Extracted records
=== Begin Enclosure ===

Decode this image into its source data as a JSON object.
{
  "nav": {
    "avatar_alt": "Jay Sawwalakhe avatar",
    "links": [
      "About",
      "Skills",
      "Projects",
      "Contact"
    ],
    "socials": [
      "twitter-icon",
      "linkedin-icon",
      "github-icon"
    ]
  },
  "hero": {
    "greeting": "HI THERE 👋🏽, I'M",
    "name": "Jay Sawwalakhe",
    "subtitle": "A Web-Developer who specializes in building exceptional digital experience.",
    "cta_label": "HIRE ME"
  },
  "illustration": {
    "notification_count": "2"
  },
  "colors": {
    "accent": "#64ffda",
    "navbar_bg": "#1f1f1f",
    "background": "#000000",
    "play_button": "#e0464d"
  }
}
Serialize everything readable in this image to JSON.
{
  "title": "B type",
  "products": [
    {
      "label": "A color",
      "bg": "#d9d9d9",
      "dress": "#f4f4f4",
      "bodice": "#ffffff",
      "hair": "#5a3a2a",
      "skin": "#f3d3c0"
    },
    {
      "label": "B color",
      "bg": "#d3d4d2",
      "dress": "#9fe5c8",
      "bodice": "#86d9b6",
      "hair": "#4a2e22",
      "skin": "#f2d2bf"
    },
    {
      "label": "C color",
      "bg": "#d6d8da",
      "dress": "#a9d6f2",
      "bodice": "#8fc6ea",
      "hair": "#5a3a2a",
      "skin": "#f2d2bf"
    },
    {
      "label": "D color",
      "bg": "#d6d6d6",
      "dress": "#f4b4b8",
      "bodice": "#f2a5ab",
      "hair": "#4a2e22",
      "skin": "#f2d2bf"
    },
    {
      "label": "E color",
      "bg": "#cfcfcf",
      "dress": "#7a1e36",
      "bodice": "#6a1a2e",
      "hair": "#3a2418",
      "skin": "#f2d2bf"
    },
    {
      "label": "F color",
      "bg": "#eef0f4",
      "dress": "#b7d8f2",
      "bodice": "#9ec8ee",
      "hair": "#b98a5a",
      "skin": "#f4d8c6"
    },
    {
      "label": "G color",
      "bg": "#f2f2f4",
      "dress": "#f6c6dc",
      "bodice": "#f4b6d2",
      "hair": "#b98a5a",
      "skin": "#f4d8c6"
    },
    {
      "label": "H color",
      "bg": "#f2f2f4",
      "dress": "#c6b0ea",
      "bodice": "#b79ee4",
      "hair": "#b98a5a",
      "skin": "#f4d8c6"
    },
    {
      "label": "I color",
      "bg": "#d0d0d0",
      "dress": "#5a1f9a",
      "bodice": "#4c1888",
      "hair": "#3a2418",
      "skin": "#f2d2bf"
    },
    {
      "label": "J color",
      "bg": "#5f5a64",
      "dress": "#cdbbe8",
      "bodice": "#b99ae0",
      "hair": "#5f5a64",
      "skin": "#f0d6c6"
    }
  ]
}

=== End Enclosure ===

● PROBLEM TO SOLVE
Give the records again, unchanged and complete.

● RESPONSE BOX
Decode this image into its source data as a JSON object.
{
  "nav": {
    "avatar_alt": "Jay Sawwalakhe avatar",
    "links": [
      "About",
      "Skills",
      "Projects",
      "Contact"
    ],
    "socials": [
      "twitter-icon",
      "linkedin-icon",
      "github-icon"
    ]
  },
  "hero": {
    "greeting": "HI THERE 👋🏽, I'M",
    "name": "Jay Sawwalakhe",
    "subtitle": "A Web-Developer who specializes in building exceptional digital experience.",
    "cta_label": "HIRE ME"
  },
  "illustration": {
    "notification_count": "2"
  },
  "colors": {
    "accent": "#64ffda",
    "navbar_bg": "#1f1f1f",
    "background": "#000000",
    "play_button": "#e0464d"
  }
}
Serialize everything readable in this image to JSON.
{
  "title": "B type",
  "products": [
    {
      "label": "A color",
      "bg": "#d9d9d9",
      "dress": "#f4f4f4",
      "bodice": "#ffffff",
      "hair": "#5a3a2a",
      "skin": "#f3d3c0"
    },
    {
      "label": "B color",
      "bg": "#d3d4d2",
      "dress": "#9fe5c8",
      "bodice": "#86d9b6",
      "hair": "#4a2e22",
      "skin": "#f2d2bf"
    },
    {
      "label": "C color",
      "bg": "#d6d8da",
      "dress": "#a9d6f2",
      "bodice": "#8fc6ea",
      "hair": "#5a3a2a",
      "skin": "#f2d2bf"
    },
    {
      "label": "D color",
      "bg": "#d6d6d6",
      "dress": "#f4b4b8",
      "bodice": "#f2a5ab",
      "hair": "#4a2e22",
      "skin": "#f2d2bf"
    },
    {
      "label": "E color",
      "bg": "#cfcfcf",
      "dress": "#7a1e36",
      "bodice": "#6a1a2e",
      "hair": "#3a2418",
      "skin": "#f2d2bf"
    },
    {
      "label": "F color",
      "bg": "#eef0f4",
      "dress": "#b7d8f2",
      "bodice": "#9ec8ee",
      "hair": "#b98a5a",
      "skin": "#f4d8c6"
    },
    {
      "label": "G color",
      "bg": "#f2f2f4",
      "dress": "#f6c6dc",
      "bodice": "#f4b6d2",
      "hair": "#b98a5a",
      "skin": "#f4d8c6"
    },
    {
      "label": "H color",
      "bg": "#f2f2f4",
      "dress": "#c6b0ea",
      "bodice": "#b79ee4",
      "hair": "#b98a5a",
      "skin": "#f4d8c6"
    },
    {
      "label": "I color",
      "bg": "#d0d0d0",
      "dress": "#5a1f9a",
      "bodice": "#4c1888",
      "hair": "#3a2418",
      "skin": "#f2d2bf"
    },
    {
      "label": "J color",
      "bg": "#5f5a64",
      "dress": "#cdbbe8",
      "bodice": "#b99ae0",
      "hair": "#5f5a64",
      "skin": "#f0d6c6"
    }
  ]
}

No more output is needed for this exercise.